TASK PROMPT:
Every line from the one containing "Give me the" to the end of the records below, written out word for word, is the whole answer.
═══ INPUT MATERIAL ═══
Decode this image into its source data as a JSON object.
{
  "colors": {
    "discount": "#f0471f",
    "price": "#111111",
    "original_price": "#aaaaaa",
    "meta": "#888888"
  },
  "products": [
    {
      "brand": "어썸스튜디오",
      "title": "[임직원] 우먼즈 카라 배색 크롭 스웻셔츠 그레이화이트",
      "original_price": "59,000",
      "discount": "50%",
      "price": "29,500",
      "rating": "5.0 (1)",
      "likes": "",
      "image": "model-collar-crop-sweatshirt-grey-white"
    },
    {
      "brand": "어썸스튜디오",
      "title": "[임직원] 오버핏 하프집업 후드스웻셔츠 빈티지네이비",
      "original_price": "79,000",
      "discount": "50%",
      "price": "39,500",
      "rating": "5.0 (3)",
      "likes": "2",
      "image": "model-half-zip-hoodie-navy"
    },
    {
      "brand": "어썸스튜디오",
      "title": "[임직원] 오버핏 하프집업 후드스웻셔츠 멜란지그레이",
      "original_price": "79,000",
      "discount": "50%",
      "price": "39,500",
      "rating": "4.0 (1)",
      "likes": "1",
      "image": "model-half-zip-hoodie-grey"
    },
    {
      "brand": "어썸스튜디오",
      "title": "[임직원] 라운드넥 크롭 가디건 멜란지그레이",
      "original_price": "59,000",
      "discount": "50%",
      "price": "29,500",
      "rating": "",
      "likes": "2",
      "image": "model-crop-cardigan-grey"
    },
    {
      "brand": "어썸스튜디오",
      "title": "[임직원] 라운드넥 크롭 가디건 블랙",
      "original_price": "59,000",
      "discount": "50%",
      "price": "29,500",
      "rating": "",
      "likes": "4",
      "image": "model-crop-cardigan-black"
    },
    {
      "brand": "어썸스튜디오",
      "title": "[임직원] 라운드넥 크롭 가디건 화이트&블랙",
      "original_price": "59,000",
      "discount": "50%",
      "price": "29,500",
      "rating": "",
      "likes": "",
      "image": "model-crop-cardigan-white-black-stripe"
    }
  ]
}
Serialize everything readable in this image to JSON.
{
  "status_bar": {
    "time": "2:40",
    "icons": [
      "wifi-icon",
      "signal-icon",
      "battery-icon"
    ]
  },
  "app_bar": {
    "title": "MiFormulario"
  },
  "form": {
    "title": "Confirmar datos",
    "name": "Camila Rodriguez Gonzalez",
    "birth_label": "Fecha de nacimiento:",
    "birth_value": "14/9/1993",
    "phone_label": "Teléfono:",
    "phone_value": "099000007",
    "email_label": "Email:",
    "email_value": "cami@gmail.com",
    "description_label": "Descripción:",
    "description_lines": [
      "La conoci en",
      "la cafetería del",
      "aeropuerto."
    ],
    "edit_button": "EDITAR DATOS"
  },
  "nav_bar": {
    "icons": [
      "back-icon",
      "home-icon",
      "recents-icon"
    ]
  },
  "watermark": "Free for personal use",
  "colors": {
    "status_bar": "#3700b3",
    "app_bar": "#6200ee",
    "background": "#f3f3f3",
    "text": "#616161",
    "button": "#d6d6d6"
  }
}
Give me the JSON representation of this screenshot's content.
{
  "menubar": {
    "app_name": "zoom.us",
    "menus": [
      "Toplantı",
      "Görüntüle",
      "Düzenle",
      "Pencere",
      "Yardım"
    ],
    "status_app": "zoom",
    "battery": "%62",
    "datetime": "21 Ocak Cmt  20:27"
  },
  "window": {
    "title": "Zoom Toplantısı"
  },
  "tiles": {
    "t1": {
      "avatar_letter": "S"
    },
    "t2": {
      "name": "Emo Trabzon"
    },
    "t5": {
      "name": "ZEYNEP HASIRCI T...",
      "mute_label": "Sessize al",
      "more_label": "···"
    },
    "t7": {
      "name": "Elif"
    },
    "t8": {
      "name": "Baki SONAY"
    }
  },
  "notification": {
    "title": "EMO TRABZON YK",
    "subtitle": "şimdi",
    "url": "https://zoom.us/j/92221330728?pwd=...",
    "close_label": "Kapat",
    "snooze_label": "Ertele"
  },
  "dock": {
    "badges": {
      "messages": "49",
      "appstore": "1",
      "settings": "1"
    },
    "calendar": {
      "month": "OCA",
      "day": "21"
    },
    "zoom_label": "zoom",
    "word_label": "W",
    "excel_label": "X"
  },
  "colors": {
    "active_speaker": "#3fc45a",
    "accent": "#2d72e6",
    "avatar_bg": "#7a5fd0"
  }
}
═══
OUTPUT BELOW:
Give me the JSON representation of this screenshot's content.
{
  "menubar": {
    "app_name": "zoom.us",
    "menus": [
      "Toplantı",
      "Görüntüle",
      "Düzenle",
      "Pencere",
      "Yardım"
    ],
    "status_app": "zoom",
    "battery": "%62",
    "datetime": "21 Ocak Cmt  20:27"
  },
  "window": {
    "title": "Zoom Toplantısı"
  },
  "tiles": {
    "t1": {
      "avatar_letter": "S"
    },
    "t2": {
      "name": "Emo Trabzon"
    },
    "t5": {
      "name": "ZEYNEP HASIRCI T...",
      "mute_label": "Sessize al",
      "more_label": "···"
    },
    "t7": {
      "name": "Elif"
    },
    "t8": {
      "name": "Baki SONAY"
    }
  },
  "notification": {
    "title": "EMO TRABZON YK",
    "subtitle": "şimdi",
    "url": "https://zoom.us/j/92221330728?pwd=...",
    "close_label": "Kapat",
    "snooze_label": "Ertele"
  },
  "dock": {
    "badges": {
      "messages": "49",
      "appstore": "1",
      "settings": "1"
    },
    "calendar": {
      "month": "OCA",
      "day": "21"
    },
    "zoom_label": "zoom",
    "word_label": "W",
    "excel_label": "X"
  },
  "colors": {
    "active_speaker": "#3fc45a",
    "accent": "#2d72e6",
    "avatar_bg": "#7a5fd0"
  }
}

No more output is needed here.